(more on the laser eye surgery debate):
PUBLICATION The Hamilton Spectator
DATE Monday December 18, 2000
BYLINE Louise Elliott
Mounties warned against laser eye surgery
The RCMP is advising its officers not to get laser eye surgery because several studies link the operation to reduced night vision.

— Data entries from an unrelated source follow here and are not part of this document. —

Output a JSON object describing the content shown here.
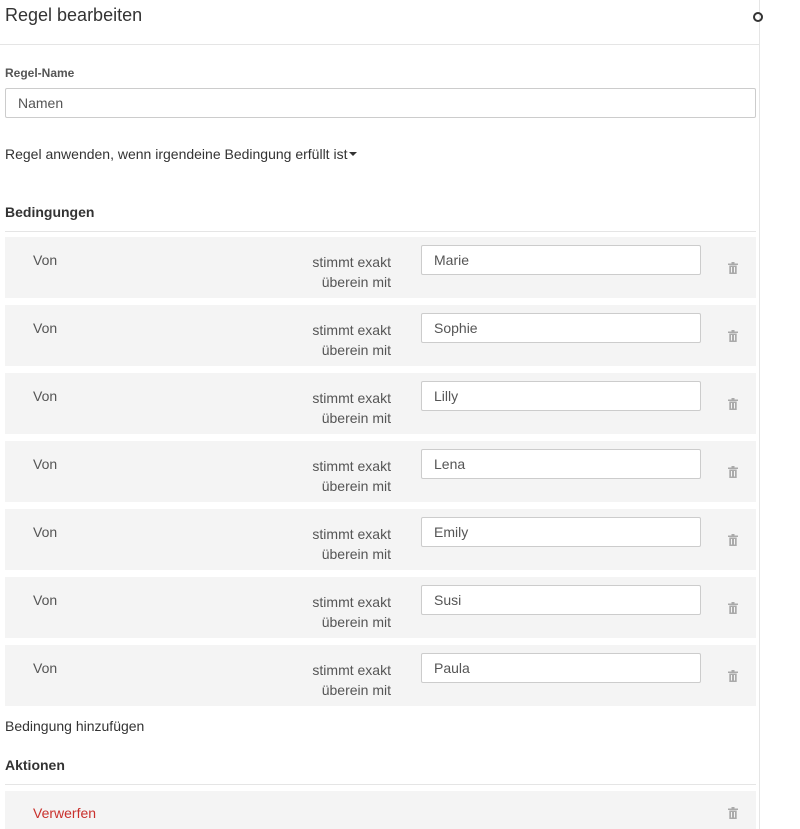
{
  "header": {
    "title": "Regel bearbeiten"
  },
  "rule_name": {
    "label": "Regel-Name",
    "value": "Namen"
  },
  "match_mode": {
    "label": "Regel anwenden, wenn irgendeine Bedingung erfüllt ist"
  },
  "conditions": {
    "title": "Bedingungen",
    "items": [
      {
        "field": "Von",
        "operator_line1": "stimmt exakt",
        "operator_line2": "überein mit",
        "value": "Marie"
      },
      {
        "field": "Von",
        "operator_line1": "stimmt exakt",
        "operator_line2": "überein mit",
        "value": "Sophie"
      },
      {
        "field": "Von",
        "operator_line1": "stimmt exakt",
        "operator_line2": "überein mit",
        "value": "Lilly"
      },
      {
        "field": "Von",
        "operator_line1": "stimmt exakt",
        "operator_line2": "überein mit",
        "value": "Lena"
      },
      {
        "field": "Von",
        "operator_line1": "stimmt exakt",
        "operator_line2": "überein mit",
        "value": "Emily"
      },
      {
        "field": "Von",
        "operator_line1": "stimmt exakt",
        "operator_line2": "überein mit",
        "value": "Susi"
      },
      {
        "field": "Von",
        "operator_line1": "stimmt exakt",
        "operator_line2": "überein mit",
        "value": "Paula"
      }
    ],
    "add_label": "Bedingung hinzufügen"
  },
  "actions": {
    "title": "Aktionen",
    "items": [
      {
        "label": "Verwerfen"
      }
    ]
  },
  "icons": {
    "delete": "trash-icon",
    "close": "close-icon",
    "dropdown": "caret-down-icon"
  },
  "colors": {
    "row_background": "#f4f4f4",
    "danger_text": "#c9302c",
    "border": "#cccccc"
  }
}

Meanwhile, the Ontario Provincial Police (OPP) union has notified its members of a discount offer on the controversial procedure.
The RCMP‘s occupational health division has instructed its medical offices to advise those considering the procedure not to get it, after a routine review of research data, said Dr. Jean-Pierre Legault, health service officer for Ontario and the former chief of occupational health.
"We know there is a problem," said Legault, adding the force has yet to determine how severe that problem is. "Our recommendation right now is that our members not have (the surgery) unless absolutely required to do so."
Currently, RCMP officers are not barred from getting the procedure, he said.
But those considering the operation in order to maintain the vision standard required for front-line work will be warned of the possible complications after studies conducted in Canada, Britain and Germany found between 30 and 70 per cent of patients experienced a significant loss of night vision, Legault said.
On Dec. 1, the U.S. Food and Drug Administration posted an Internet warning about the risks of the surgery, including permanent vision loss and reduced night vision.
The industry has disputed the studies and maintains the procedure is safe, pointing to other research that has found the surgery has a high success rate.
Despite the recent debate over the surgery‘s safety, the Ontario Provincial Police union this month distributed a discount offer on the procedure to its members, The Canadian Press has learned.
In a move now under fire from consumer advocates and some members, the Ontario Provincial Police Association notified more than 5,000 Ontario officers and retirees about a deal on laser-eye surgery offered by TLC Laser Centres Inc. of Mississauga.
The offer, which was disseminated via the police force‘s e-mail system, states that "for the month of January (TLC) is offering all police officers a discount of approximately 40 per cent off the cost of corrective laser eye surgery."
Debbie McKenna, executive officer for the association, said the union is not advocating the surgery by publicizing TLC‘s offer, which extends to all police officers in Canada.
"We are not endorsing it one way or another," she said. "It‘s a personal choice -- it‘s up to the individual as to whether or not they want to go ahead with it."
But Wendy Armstrong, a public interest researcher who has studied laser eye surgery for 10 years, and former head of the Alberta Consumers Association, said that in forwarding the offer, the union may be putting police and public safety at risk.
"They‘re making a leap of faith about the safety and value of this product," she said. "It‘s disconcerting to think this may have implications for public safety and the careers of certain individuals in the force."
The decision to forward the offer may also make the association liable for bad surgical outcomes, and their effect on policing, she added.
Armstrong also criticized TLC for issuing a time-pressured offer to police officers, saying the marketing tactic contradicts the recent industry acknowledgements that the safety of the surgery is dependent on the individual, and carries some risk.
One retired member of the force who received the offer also said the union could be putting officers -- and the citizens they‘re policing -- at risk.
"You‘ve got to be able to see, and they‘re putting that in jeopardy," said the former staff sergeant, who did not want his name used. "In high-speed driving, you are going to be chasing people, and some situations are life and death. If you don‘t have vision, you shouldn‘t be on the road."
Superintendent Rick Kotwa of OPP corporate communications said he knew nothing about the union passing along the TLC offer, and said his office would look into it.
Carroll Robinson, manager of the constable selection unit at Ontario‘s Ministry of the Solicitor-General, said provincial police are not forbidden from getting the operation, nor are they tested for night vision afterwards.
But officers are asked to report any problems with glare, and are required to provide a letter from their doctor stating their vision has proved stable during two tests taken at different times of the day, he said.
"We do not believe we are at risk," Robinson said, adding the current policy "is reasonably protecting us, even if night vision really is a problem."
Forces in Britain are now advising officers against the procedure, said Valentine Murombe-Chivero of the Association of Chief Police Officers in London.
"It is a problem," he said. "People are expected to see their senior officer and to make sure the surgery is absolutely necessary, and if it is, they would have to be examined (post-operatively)," he said, adding officers who have had the surgery are sometimes barred from high-speed chases.